"We have to decide if we want to be a free market economy and let the money stay there or be a government-directed economy, which is where we're headed with this plan," DeMint argued. FedEx CEO Fred Smith countered: "No question about it, the infrastructure of the country has been underfunded for a long time ... it certainly would be a wise thing to invest in all kinds of infrastructure," while Google CEO Eric Scmidt came back with: "I'm worried that tax cuts alone won't work because people are not paying any taxes because they're not making any money."
Still, the stimulus fight is tougher than it should be for Democrats. Clearly the best ally the Republicans have is the economic illiteracy of the pundit class in America. I'm watching NBC's Chuck Todd say the Democrats have lost the "message war" over the stimulus, because it's now just seen as a "spending bill." There's no way for a stimulus bill not to be a spending bill; the point is that the economy is such a wreck the government becomes the spender of last resort. This had merely been a stupid GOP talking point until 10 minutes ago; now it's becoming a stupid media talking point. Funny how that works.
Meanwhile, this morning MSNBC's Joe Scarborough began railing about how the plan's rebates to working people who don't earn enough to pay income taxes (though they do pay sales, payroll and property taxes) amount to "socialism." Let's get this straight: It's socialism when government gives money to workers whose jobs don't pay enough to keep them out of poverty, but it's not socialism when the government bails out greedy, failed banks? I guess not, especially if the bailout forces don't impose limits on executive compensation or play a role in managing the bailed-out enterprises. That's actually called lemon socialism, as Paul Krugman notes, in which "taxpayers bear the cost if things go wrong, but stockholders and executives get the benefits if things go right." Obama knows better than that.
I think the Democrats are being hurt by a few political complications right now. It's not good that we're debating how to spend the second "tranche" of the awful TARP program at the same time as we're having the stimulus debate; I think the inequities and inefficiencies of TARP are smogging the atmosphere for the as-yet-unfinished stimulus bill. We all heard about a desperately needed $700 billion bailout bill a few months ago -- it rewarded bad behavior and, worst of all, it didn't work. So why should Americans be any more optimistic about the separate (and it's hard to keep straight that it is separate) stimulus bill Obama has championed?
I also think Obama and the Democrats need to break three or four categories of spending out of the bill, and crusade for them daily, in real-life, real-job, real-money terms.
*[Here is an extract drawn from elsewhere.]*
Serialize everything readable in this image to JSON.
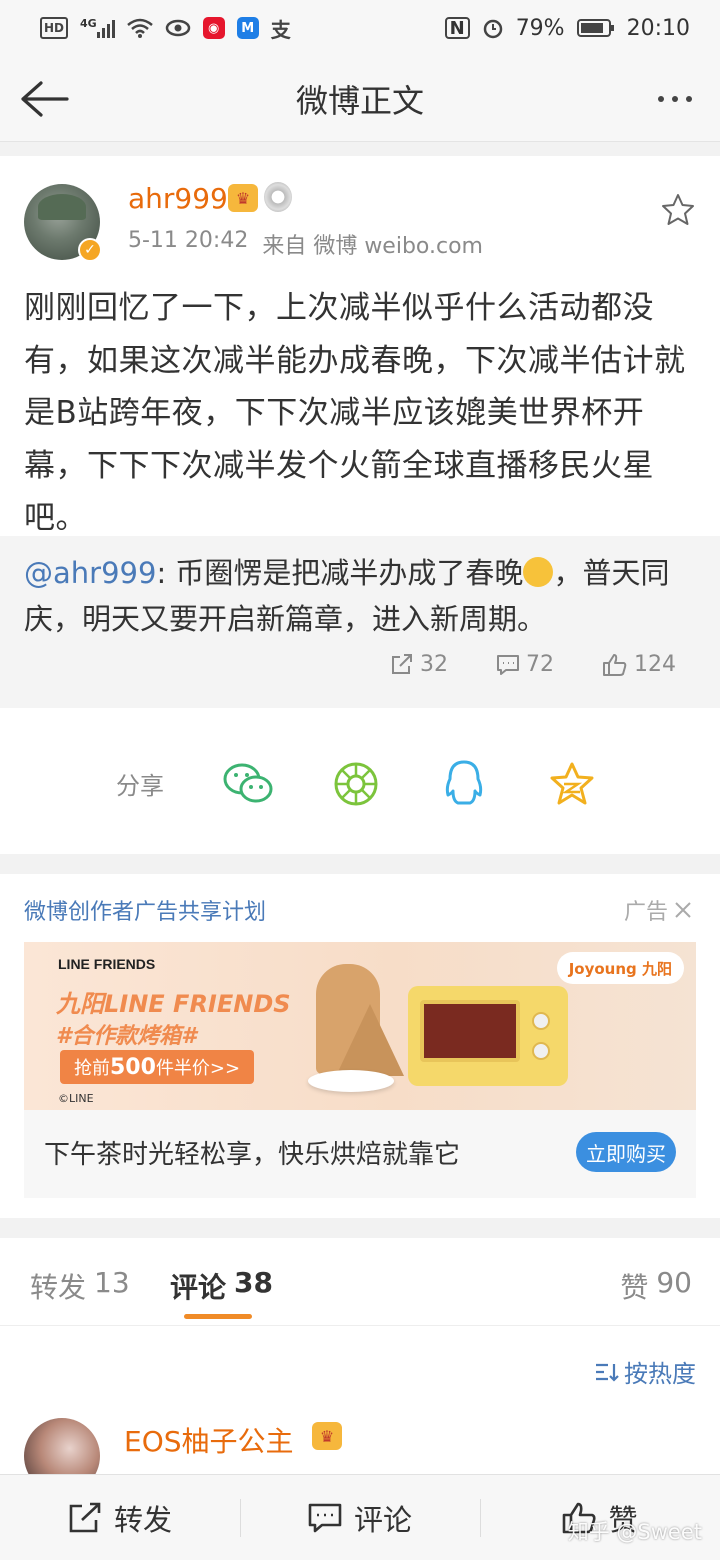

This mess is complicated, and I'm not suggesting that Obama demagogue or exaggerate, but what the plan will accomplish is getting lost in debate over tax cuts and tax credits, shovel-ready vs. forward-looking projects, and confusion over the stimulative role of direct grants to the states. There is so much confusion and ignorance at work here, only some of it willful. Obama has an enormous educational and not merely political task in front of him this week, and he can't expect much help from most of the media.